They had eight different patterns of animal print upholstery fabric, long rows of drapery and curtain fabric, terrycloth, wedding and evening satins encrusted with seed pearls and crystals, veiling in every imaginable color, taffetas, jersey, gabardines and men’s suiting and shirting fabrics, a fabric feast! And for every fabric a happy memory. We wandered as long as my energy held out then headed for the cashier and on to the next stop.

When I set up Elena’s sewing machine I found the needle was broken so it was onto the “notions” store. The fabric shop sold only fabric, no needles, no threads etc. The notions store is located in a moderate sized two story enclosed mall. We took the elevator up to the second floor to the small shop. The front window was full of bundles of small ribbon roses in every color.
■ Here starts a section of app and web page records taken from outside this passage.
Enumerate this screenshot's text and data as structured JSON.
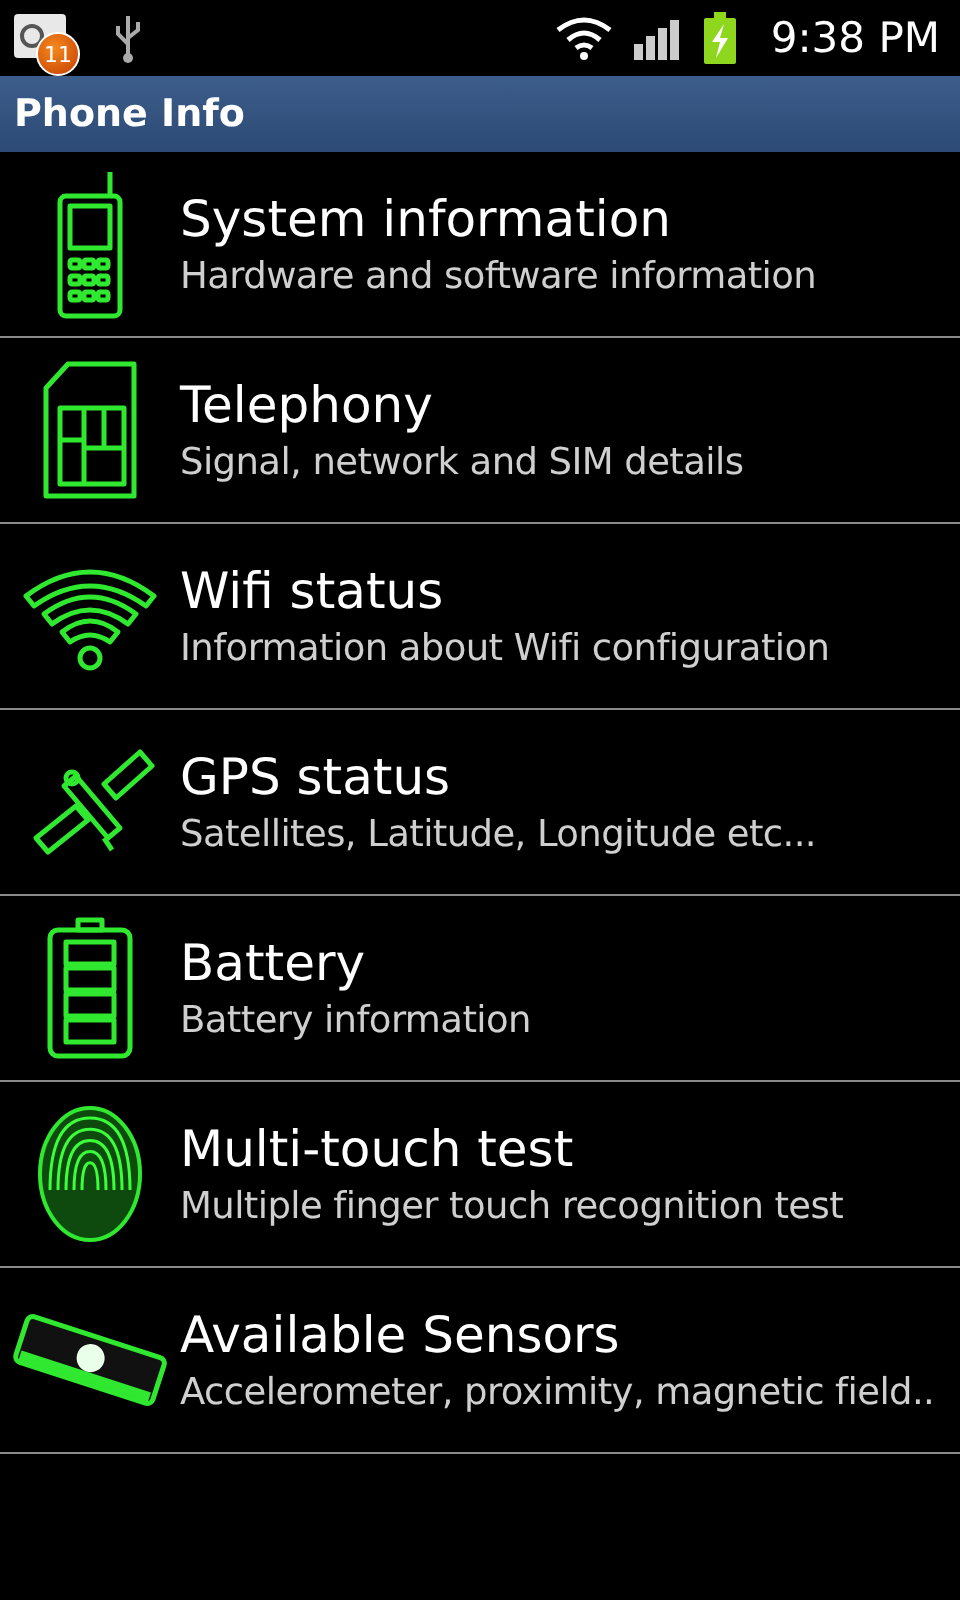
{
  "status_bar": {
    "notification_count": "11",
    "time": "9:38 PM"
  },
  "title_bar": {
    "title": "Phone Info"
  },
  "items": [
    {
      "kind": "phone",
      "title": "System information",
      "subtitle": "Hardware and software information"
    },
    {
      "kind": "sim",
      "title": "Telephony",
      "subtitle": "Signal, network and SIM details"
    },
    {
      "kind": "wifi",
      "title": "Wifi status",
      "subtitle": "Information about Wifi configuration"
    },
    {
      "kind": "satellite",
      "title": "GPS status",
      "subtitle": "Satellites, Latitude, Longitude etc..."
    },
    {
      "kind": "battery",
      "title": "Battery",
      "subtitle": "Battery information"
    },
    {
      "kind": "fingerprint",
      "title": "Multi-touch test",
      "subtitle": "Multiple finger touch recognition test"
    },
    {
      "kind": "chip",
      "title": "Available Sensors",
      "subtitle": "Accelerometer, proximity, magnetic field.."
    }
  ]
}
Inside, one wall was covered in spools of ribbon, another embroidery thread and buttons. The cases full of pins, needles, bobbins, safety pins, thread, thimbles, more buttons, even google eyes. We took our number and waited and looked. Then when it was our turn we showed our broken needle to the clerk, who disappeared to the back of the shop and returned with a match, Singer 1024. We selected thread and pins. I snapped a few pictures and we left. We stopped at the center of the mall at the CafĂ© American kiosk and order coffees and sat and sipped giving us time to get to know each other a bit better.

Elena is a bright woman who started in “banking”. She got her degree in business and international banking and went to work for a firm in Tegucigalpa. In a few years she was awarded a fellowship by the Italian embassy to study in Milan, Italy. She earned her masters degree in international banking there and came home. She returned to her banking firm and eventually married. It was when she was expecting her first child she decided to make a career change. Twelve years and one more child later she had her teaching degree and started teaching at Discovery School. She chose between “the big paycheck” and enjoying her work and her family. I think she has no regrets.

Coffee finished we head for the Utiles de Honduras a small office and school supply store. There we find sheets of gold and silver paper fit for Egyptian royalty. I add a box of colored chalk and a pad of drawing to the basked and snap a picture of our helpful clerk.

We drive up down and around to get back to my side of the valley, Elena helps carry in the parcels and she is off on her busy Saturday. She has received several calls while we were out and about and I am sure has had things added to her list. One friend, who is having a barbeque party tonight, has asked for the loan of her maid. So she must go home and “carry” her to her friend’s house.
I get a little glimpse into another woman’s world. For me I am happy to be home with my goodies ready for the school week, ready to reflect on the sights and scenes of the morning and ready to share it with you all.